in interpreting the pictures—and he’s exposing himself. The
intimacy of the pictures, in terms of distance, is matched
by true intimacy from the artist. By taking the risk of letting
us know how he feels, Cahill is making connections with his
One of the techniques that makes this group of pictures particularly
affecting is that they are all sized a bit differently—from
a lovingly made 2 1/2-by-4-inch print titled Torch Leaf
to the 9-by-13-inch, soft-edged Naked Seed, Cahill
has treated each image as an individual with particular needs.
In a few cases, a print is a bit washed out or has blocked
up blacks, showing the rust in his technique. But the majority
hit just the right tones, whether gray or contrasty, to give
you the feel he wants.
Among my favorites are three from 2004 that are shown together,
titled Court, Cloud Hidden (First warm day of February)
and Instead of Writing (Not afraid of winter);
in all three, a surrealistic atmosphere pervades. Also successful
are a pair from 2003 titled Gravitas Levitas and Aura
#25, in which leaves have been temporarily fossilized
by invading ice crystals.
But the best piece is a long horizontal printed on two pieces
of paper butted together that shows a tusklike seedpod arcing
above a delicate little almond-shaped leaf against a dark
ground. Titled Seed and Leaf (For Andy), this photograph
evokes the processes and perils of life: Male and female join,
reproduce, nurture, protect—but they also separate, struggle,
Cahill’s gentle foray into photographing nature at its nadir,
in late fall and winter, has produced subtly life-celebrating
results. His statement says his next pictures will be about
summer—for that effort, I wish him luck. Courage he already
The outdoor section of Audrey Sturman’s exhibition of ceramic
sculptures will continue at Firlefanz Gallery through July
Arts Center of the Capital Region, through June
These 10 gelatin silver prints by Rob O’Neil from
a body of work titled Projections make
a nice addition to the [Re]collections show,
as they also use historical artifacts in interesting
and transformative configurations.
O’Neil, who teaches at the College of Saint Rose,
has strong technique and an idea that transcends
being a gimmick. By projecting the images from
antique educational lantern slides, then staging
scenes in front of them and photographing the
set-ups, he creates layered, storylike representations
of his thoughts. Some are more literal, others
more surreal, but all of them have interesting
In this series, the slides show industrial subjects:
a dam, a mine, a harbor, a grain elevator, etc.
O’Neil adds related objects and interjects an
arm or a profile (in one case, half a figure)
as a sort of everyman researcher on the job. This

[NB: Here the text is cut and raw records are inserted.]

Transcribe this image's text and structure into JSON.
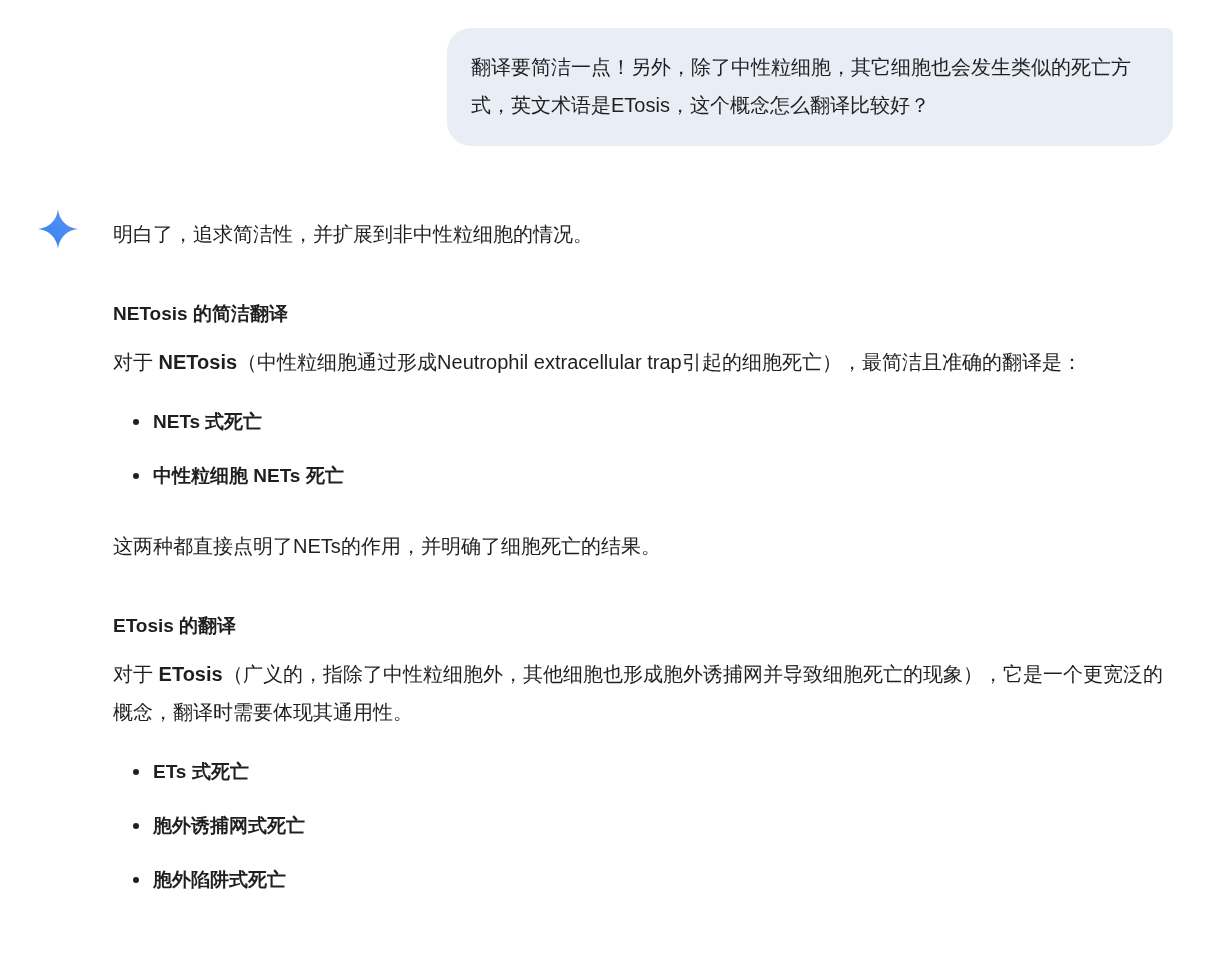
{
  "user_message": {
    "text": "翻译要简洁一点！另外，除了中性粒细胞，其它细胞也会发生类似的死亡方式，英文术语是ETosis，这个概念怎么翻译比较好？"
  },
  "response": {
    "blocks": [
      {
        "kind": "paragraph",
        "text": "明白了，追求简洁性，并扩展到非中性粒细胞的情况。"
      },
      {
        "kind": "heading",
        "text": "NETosis 的简洁翻译"
      },
      {
        "kind": "paragraph",
        "text": "对于 **NETosis**（中性粒细胞通过形成Neutrophil extracellular trap引起的细胞死亡），最简洁且准确的翻译是："
      },
      {
        "kind": "list",
        "items": [
          "NETs 式死亡",
          "中性粒细胞 NETs 死亡"
        ]
      },
      {
        "kind": "paragraph",
        "text": "这两种都直接点明了NETs的作用，并明确了细胞死亡的结果。"
      },
      {
        "kind": "heading",
        "text": "ETosis 的翻译"
      },
      {
        "kind": "paragraph",
        "text": "对于 **ETosis**（广义的，指除了中性粒细胞外，其他细胞也形成胞外诱捕网并导致细胞死亡的现象），它是一个更宽泛的概念，翻译时需要体现其通用性。"
      },
      {
        "kind": "list",
        "items": [
          "ETs 式死亡",
          "胞外诱捕网式死亡",
          "胞外陷阱式死亡"
        ]
      }
    ]
  }
}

hand often holds glass lab equipment or a lit
match, like a scientist might.
My favorite is called Ice. In it, a view
of a boat in arctic waters is augmented by block
and tackle much like the boat’s rigging, creating
a nice illusion of continuity. In all the prints,
which are large for photographs, O’Neil’s excellent
black-and-white printing adds to the effect. The
display offers a nice opportunity to see a substantial
body of work by one of the area’s better photographers.